(Records supplied)

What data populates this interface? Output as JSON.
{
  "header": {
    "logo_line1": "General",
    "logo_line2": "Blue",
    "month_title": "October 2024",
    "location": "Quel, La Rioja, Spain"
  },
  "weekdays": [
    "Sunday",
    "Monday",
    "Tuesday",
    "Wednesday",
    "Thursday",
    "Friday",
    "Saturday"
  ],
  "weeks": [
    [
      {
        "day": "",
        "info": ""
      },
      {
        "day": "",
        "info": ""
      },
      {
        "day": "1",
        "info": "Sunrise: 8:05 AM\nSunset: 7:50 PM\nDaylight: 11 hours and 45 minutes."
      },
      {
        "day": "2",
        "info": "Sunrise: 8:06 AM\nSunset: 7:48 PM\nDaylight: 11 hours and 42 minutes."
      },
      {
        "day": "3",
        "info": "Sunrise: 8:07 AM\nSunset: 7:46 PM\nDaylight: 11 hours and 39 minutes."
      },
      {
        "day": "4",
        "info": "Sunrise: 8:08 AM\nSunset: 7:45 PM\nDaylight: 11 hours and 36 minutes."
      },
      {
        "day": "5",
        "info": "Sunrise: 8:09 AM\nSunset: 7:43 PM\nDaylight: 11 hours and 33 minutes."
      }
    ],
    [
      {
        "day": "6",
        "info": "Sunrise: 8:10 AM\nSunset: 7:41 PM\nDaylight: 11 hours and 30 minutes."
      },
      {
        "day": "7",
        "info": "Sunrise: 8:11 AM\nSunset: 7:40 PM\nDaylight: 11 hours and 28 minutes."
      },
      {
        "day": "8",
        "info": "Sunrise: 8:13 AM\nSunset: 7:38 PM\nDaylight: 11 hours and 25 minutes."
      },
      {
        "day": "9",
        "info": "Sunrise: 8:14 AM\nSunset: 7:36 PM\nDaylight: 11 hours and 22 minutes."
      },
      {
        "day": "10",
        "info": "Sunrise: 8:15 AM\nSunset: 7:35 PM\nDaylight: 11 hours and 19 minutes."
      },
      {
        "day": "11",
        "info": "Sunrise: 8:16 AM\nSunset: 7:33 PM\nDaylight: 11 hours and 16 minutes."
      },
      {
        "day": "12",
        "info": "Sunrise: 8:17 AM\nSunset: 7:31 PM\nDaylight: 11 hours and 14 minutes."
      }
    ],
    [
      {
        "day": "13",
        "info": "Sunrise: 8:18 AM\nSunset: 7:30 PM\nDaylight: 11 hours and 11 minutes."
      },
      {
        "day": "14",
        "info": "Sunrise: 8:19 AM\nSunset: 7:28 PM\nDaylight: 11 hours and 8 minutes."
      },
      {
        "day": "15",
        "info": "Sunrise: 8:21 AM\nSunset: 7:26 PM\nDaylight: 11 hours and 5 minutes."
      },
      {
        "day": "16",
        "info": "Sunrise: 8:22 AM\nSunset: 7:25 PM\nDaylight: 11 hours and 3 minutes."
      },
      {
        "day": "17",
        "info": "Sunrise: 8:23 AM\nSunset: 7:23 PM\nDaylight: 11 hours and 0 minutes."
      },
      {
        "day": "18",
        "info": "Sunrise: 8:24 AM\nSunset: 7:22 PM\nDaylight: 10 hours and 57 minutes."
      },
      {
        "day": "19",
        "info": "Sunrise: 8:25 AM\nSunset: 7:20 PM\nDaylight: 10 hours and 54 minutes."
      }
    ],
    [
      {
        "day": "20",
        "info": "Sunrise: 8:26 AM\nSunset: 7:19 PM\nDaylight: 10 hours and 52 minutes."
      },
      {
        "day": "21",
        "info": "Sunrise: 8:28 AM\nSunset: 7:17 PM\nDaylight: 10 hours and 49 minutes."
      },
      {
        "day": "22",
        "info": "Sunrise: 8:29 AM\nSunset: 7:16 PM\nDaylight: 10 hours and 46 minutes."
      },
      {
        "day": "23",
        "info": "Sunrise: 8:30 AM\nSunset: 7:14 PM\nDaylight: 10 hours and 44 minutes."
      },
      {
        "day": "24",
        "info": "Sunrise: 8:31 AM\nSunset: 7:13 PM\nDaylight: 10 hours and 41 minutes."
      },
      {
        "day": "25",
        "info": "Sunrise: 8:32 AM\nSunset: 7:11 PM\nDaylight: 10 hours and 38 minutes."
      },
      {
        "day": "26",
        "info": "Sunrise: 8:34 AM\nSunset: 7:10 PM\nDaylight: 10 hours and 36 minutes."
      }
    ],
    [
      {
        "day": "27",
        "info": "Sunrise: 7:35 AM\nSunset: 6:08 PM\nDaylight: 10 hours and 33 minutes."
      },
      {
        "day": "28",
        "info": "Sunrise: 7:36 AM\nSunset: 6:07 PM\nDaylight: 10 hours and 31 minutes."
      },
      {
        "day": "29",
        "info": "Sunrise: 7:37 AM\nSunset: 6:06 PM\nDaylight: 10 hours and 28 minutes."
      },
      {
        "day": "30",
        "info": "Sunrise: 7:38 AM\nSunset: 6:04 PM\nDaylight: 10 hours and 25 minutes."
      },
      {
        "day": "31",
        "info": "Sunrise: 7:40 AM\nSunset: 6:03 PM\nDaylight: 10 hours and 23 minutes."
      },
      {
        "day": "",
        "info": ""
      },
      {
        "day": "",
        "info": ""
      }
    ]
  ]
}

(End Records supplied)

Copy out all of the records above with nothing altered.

- Your response -
What data populates this interface? Output as JSON.
{
  "header": {
    "logo_line1": "General",
    "logo_line2": "Blue",
    "month_title": "October 2024",
    "location": "Quel, La Rioja, Spain"
  },
  "weekdays": [
    "Sunday",
    "Monday",
    "Tuesday",
    "Wednesday",
    "Thursday",
    "Friday",
    "Saturday"
  ],
  "weeks": [
    [
      {
        "day": "",
        "info": ""
      },
      {
        "day": "",
        "info": ""
      },
      {
        "day": "1",
        "info": "Sunrise: 8:05 AM\nSunset: 7:50 PM\nDaylight: 11 hours and 45 minutes."
      },
      {
        "day": "2",
        "info": "Sunrise: 8:06 AM\nSunset: 7:48 PM\nDaylight: 11 hours and 42 minutes."
      },
      {
        "day": "3",
        "info": "Sunrise: 8:07 AM\nSunset: 7:46 PM\nDaylight: 11 hours and 39 minutes."
      },
      {
        "day": "4",
        "info": "Sunrise: 8:08 AM\nSunset: 7:45 PM\nDaylight: 11 hours and 36 minutes."
      },
      {
        "day": "5",
        "info": "Sunrise: 8:09 AM\nSunset: 7:43 PM\nDaylight: 11 hours and 33 minutes."
      }
    ],
    [
      {
        "day": "6",
        "info": "Sunrise: 8:10 AM\nSunset: 7:41 PM\nDaylight: 11 hours and 30 minutes."
      },
      {
        "day": "7",
        "info": "Sunrise: 8:11 AM\nSunset: 7:40 PM\nDaylight: 11 hours and 28 minutes."
      },
      {
        "day": "8",
        "info": "Sunrise: 8:13 AM\nSunset: 7:38 PM\nDaylight: 11 hours and 25 minutes."
      },
      {
        "day": "9",
        "info": "Sunrise: 8:14 AM\nSunset: 7:36 PM\nDaylight: 11 hours and 22 minutes."
      },
      {
        "day": "10",
        "info": "Sunrise: 8:15 AM\nSunset: 7:35 PM\nDaylight: 11 hours and 19 minutes."
      },
      {
        "day": "11",
        "info": "Sunrise: 8:16 AM\nSunset: 7:33 PM\nDaylight: 11 hours and 16 minutes."
      },
      {
        "day": "12",
        "info": "Sunrise: 8:17 AM\nSunset: 7:31 PM\nDaylight: 11 hours and 14 minutes."
      }
    ],
    [
      {
        "day": "13",
        "info": "Sunrise: 8:18 AM\nSunset: 7:30 PM\nDaylight: 11 hours and 11 minutes."
      },
      {
        "day": "14",
        "info": "Sunrise: 8:19 AM\nSunset: 7:28 PM\nDaylight: 11 hours and 8 minutes."
      },
      {
        "day": "15",
        "info": "Sunrise: 8:21 AM\nSunset: 7:26 PM\nDaylight: 11 hours and 5 minutes."
      },
      {
        "day": "16",
        "info": "Sunrise: 8:22 AM\nSunset: 7:25 PM\nDaylight: 11 hours and 3 minutes."
      },
      {
        "day": "17",
        "info": "Sunrise: 8:23 AM\nSunset: 7:23 PM\nDaylight: 11 hours and 0 minutes."
      },
      {
        "day": "18",
        "info": "Sunrise: 8:24 AM\nSunset: 7:22 PM\nDaylight: 10 hours and 57 minutes."
      },
      {
        "day": "19",
        "info": "Sunrise: 8:25 AM\nSunset: 7:20 PM\nDaylight: 10 hours and 54 minutes."
      }
    ],
    [
      {
        "day": "20",
        "info": "Sunrise: 8:26 AM\nSunset: 7:19 PM\nDaylight: 10 hours and 52 minutes."
      },
      {
        "day": "21",
        "info": "Sunrise: 8:28 AM\nSunset: 7:17 PM\nDaylight: 10 hours and 49 minutes."
      },
      {
        "day": "22",
        "info": "Sunrise: 8:29 AM\nSunset: 7:16 PM\nDaylight: 10 hours and 46 minutes."
      },
      {
        "day": "23",
        "info": "Sunrise: 8:30 AM\nSunset: 7:14 PM\nDaylight: 10 hours and 44 minutes."
      },
      {
        "day": "24",
        "info": "Sunrise: 8:31 AM\nSunset: 7:13 PM\nDaylight: 10 hours and 41 minutes."
      },
      {
        "day": "25",
        "info": "Sunrise: 8:32 AM\nSunset: 7:11 PM\nDaylight: 10 hours and 38 minutes."
      },
      {
        "day": "26",
        "info": "Sunrise: 8:34 AM\nSunset: 7:10 PM\nDaylight: 10 hours and 36 minutes."
      }
    ],
    [
      {
        "day": "27",
        "info": "Sunrise: 7:35 AM\nSunset: 6:08 PM\nDaylight: 10 hours and 33 minutes."
      },
      {
        "day": "28",
        "info": "Sunrise: 7:36 AM\nSunset: 6:07 PM\nDaylight: 10 hours and 31 minutes."
      },
      {
        "day": "29",
        "info": "Sunrise: 7:37 AM\nSunset: 6:06 PM\nDaylight: 10 hours and 28 minutes."
      },
      {
        "day": "30",
        "info": "Sunrise: 7:38 AM\nSunset: 6:04 PM\nDaylight: 10 hours and 25 minutes."
      },
      {
        "day": "31",
        "info": "Sunrise: 7:40 AM\nSunset: 6:03 PM\nDaylight: 10 hours and 23 minutes."
      },
      {
        "day": "",
        "info": ""
      },
      {
        "day": "",
        "info": ""
      }
    ]
  ]
}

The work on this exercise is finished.